As mothers of school-age children, we all experience morning chaos, but do we get a chance to connect with our kids before they go to school? I have learned that getting six kids out the door by 7:30 a.m. almost always turns my house into an impressive mess. One that I get to clean up when I return home shortly after. From the time we all get up, to the time we slam the front door shut, I am often keeping the kids on track with brushing their teeth, giving the baby her bottle, and filling lunch boxes.
Our mornings tend to be lively and a little chaotic before we line up in our entryway to pile into our big suburban. I am usually so exhausted from being up with the baby at night, and I am still in my pajamas with my mental checklist for the day bouncing around in my head.
This is my first year with four kids in elementary school. We have a third grader, first grader and two kindergartners. My four-year-old son and six-month-old foster daughter have the privilege of waking up early, riding in the car, and coming back home with me. When I get back home with them, I’m a little more awake and head over to my anticipated cup of coffee.
I don’t mind the morning chaos, really. The kids all work together, and frankly I am impressed that we get to school on time every day. But what doesn’t sit well with me is how I don’t connect with my kids before they leave.
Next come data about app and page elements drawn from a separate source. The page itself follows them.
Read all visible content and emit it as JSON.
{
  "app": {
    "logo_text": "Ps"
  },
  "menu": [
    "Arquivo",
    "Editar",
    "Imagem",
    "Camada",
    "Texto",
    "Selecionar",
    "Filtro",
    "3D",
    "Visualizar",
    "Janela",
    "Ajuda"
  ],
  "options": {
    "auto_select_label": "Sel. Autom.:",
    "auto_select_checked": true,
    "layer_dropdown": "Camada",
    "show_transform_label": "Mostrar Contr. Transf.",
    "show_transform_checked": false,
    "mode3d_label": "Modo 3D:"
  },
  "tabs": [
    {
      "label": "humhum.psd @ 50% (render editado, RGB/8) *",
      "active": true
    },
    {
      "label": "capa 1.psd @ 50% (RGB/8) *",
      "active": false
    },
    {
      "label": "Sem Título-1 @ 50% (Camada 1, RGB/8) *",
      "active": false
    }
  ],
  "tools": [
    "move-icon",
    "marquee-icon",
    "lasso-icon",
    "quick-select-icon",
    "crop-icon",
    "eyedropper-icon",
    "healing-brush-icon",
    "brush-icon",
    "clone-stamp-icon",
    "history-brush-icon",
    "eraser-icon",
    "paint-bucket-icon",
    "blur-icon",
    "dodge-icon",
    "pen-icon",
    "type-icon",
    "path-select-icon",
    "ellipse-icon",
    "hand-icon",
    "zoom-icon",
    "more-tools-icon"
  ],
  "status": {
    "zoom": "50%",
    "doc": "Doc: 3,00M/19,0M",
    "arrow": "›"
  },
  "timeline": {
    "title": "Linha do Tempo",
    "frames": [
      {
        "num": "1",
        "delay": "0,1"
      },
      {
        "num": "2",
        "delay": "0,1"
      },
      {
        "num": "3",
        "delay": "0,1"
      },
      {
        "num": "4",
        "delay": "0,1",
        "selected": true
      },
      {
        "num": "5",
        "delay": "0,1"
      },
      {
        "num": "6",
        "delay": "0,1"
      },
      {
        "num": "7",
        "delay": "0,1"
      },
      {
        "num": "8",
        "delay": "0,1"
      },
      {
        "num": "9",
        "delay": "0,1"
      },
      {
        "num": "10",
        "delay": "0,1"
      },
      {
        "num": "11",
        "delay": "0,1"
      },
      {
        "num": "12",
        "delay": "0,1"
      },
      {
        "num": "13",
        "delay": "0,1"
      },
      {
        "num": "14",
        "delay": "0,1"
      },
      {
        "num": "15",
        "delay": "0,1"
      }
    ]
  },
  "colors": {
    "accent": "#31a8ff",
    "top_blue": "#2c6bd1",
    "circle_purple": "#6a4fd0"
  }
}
If they are eating breakfast, I am packing lunches or checking the calendar for who has library day. It bothers me that the kids hop out of the car in the school drop-off line after a rushed start to their day. I don’t want them going to school all day with the only interaction with me being that I scooted them along from task to task.
One morning a few months ago, we managed to get ready with time to spare. I almost felt lost, like I was forgetting something. But, with the hope of keeping their coats on and their hair presentable, I told the kids to find a spot on the couch so we could pray together until it was time to go.
We sat around our living room, and each child took a turn praying. The house was peaceful for a moment. I took a a deep breath and relaxed as I listened to their soft voices giving their concerns to God. I heard them ask God to help them learn at school and make good choices. I even heard them pray for each other to have a good day, and their dad to have a safe drive to work. As I finished the prayer, I felt contented knowing that we were spending quality time together before we each went our own way.
After the kids were gone, I was back in my kitchen wiping jam off of the counter, feeling happy. I had something to hold on to while I did my morning chores. I realized this was a great opportunity for us to connect at the start of our day. To my surprise, the kids loved it as much as I did, and later asked if we could do it every morning!
So now we take the last five to ten minutes before we head out the door to slow down and connect as a family. On the rare morning when we have more chaos than anticipated, we pray in the car. (And of course, the kids remind me to keep my eyes open and hands on the wheel!)
Our world thrives on busy, and it is easy to rush through the morning, grabbing a quick breakfast and throwing everything together, so we can bolt out the door. But as a mother of young children, I know that I have to slow down sometimes and connect with each one. I hope this encourages other families to think about changes they can make to connect as a family, even if it is just five minutes a day.